It opens with an audio clip of Margaret Thatcher in 1979 observing that many of Britain's cities looked as if they were "under siege".
We hear our narrator-heroine Niamh being born, a child of austerity. Then we're introduced to the world of the supposedly undeserving underclass, the benefits families. The observational comedy here is sharp, with better off families boasting fridge freezers full of goodies like oven chips. The fictional estate seems real, alive but full of bad dreams. In fact, Niamh and sister Roisin think the whole place may be hexed. We hear the litany of problems afflicting families backed by clever sound effects.
"I don't know where I fit," Niamh says despairingly. That's because her father, an alcoholic, was originally middle-class but has slipped down the social scale.
What is fascinating is the way Ms Woods segues from Killymuck to a series of political mini-lectures about the way money and class affect children's future. The lights come back on for these ideological, well delivered passages (illuminating this reviewer's notebook and biro). We easily return, though, to Woods' imagined funny, sad and realistically foul-mouthed world. The f-word hasn't been deployed so effectively since Gary Mitchell wrote Trust.

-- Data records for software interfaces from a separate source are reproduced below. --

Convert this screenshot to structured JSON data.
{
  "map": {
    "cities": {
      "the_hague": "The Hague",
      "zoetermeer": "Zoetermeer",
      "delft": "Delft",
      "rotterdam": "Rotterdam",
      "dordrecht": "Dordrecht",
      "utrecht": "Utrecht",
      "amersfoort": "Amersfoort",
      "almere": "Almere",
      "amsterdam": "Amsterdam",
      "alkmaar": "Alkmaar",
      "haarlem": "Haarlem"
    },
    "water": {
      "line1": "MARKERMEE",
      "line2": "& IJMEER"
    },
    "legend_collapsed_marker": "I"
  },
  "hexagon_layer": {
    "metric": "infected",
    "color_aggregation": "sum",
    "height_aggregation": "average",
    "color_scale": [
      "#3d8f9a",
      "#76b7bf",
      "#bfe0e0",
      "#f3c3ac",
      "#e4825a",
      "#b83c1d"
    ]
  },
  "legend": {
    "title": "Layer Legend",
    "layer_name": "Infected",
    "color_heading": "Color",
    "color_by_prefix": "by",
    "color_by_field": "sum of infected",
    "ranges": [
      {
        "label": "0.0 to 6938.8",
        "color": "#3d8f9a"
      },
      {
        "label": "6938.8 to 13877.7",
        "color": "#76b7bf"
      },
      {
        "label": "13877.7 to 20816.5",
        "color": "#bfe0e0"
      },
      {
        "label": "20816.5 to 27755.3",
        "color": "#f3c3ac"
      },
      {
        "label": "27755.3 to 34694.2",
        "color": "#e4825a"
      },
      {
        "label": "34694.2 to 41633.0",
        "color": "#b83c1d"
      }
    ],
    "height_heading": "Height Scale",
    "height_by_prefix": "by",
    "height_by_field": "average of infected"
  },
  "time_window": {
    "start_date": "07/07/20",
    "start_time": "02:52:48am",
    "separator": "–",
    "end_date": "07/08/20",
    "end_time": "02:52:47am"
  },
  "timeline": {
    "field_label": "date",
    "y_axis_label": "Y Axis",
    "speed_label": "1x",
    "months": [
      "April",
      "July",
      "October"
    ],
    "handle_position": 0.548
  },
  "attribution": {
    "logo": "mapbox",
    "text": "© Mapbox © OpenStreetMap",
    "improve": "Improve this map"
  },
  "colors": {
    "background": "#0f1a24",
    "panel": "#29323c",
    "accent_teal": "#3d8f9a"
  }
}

The method is Brechtian and it's a tribute to Woods' play writing ability that we move in and out of the fourth wall easily. Niamh later backs up the argument about deprivation by noting that at her school Irish was only taught in private lessons to the well off kids. "Did they think we wouldn't notice?" she asks with a moving expression. She's an actor with a wonderfully mobile face that registers fleeting emotions.
The statistics and research she quotes are chilling. At the end she asks the voters watching to grill politicians at the next election. Ask for equity, not equality, is her rallying cry. We got sketches on a white board to bear out the point that inequity at the start creates inequality at the finish. "Find out what programmes they have", she says with passion.
But Killymuck is not just a party political piece and contains real humanity. Niamh's account of flunking her 11-plus is deeply felt.
There are some lyrical passages too in Niamh's story of growing up in a dysfunctional set-up and being called Horsehead by the teenage boys. She rhapsodizes about the flowers and rockery in next door's garden, owned by the neighbourhood prostitute Sharon. Babysitting her kids, she discovers a pornographic video in a very funny scene. The children wake up and glimpse the risque material. Niamh says she'd never seen her mother so angry with her afterwards. Next Sunday it's obligatory Mass. The poignant passages, including the horrific tale of nice babysitter Nicola who died after being unable to deal with an unwanted pregnancy, work superbly.
Finally, though, it's all about the daddy, an early Father's Day tribute. Having escaped the estate via education and teachers who spotted her potential, Niamh learns her abusive, drunk, yet ultimately loved father has been stabbed to death. Her grief is real and moving and palpable. Unsurprisingly, Ms Woods performance has been shortlisted for the Filipa Braganca acting award.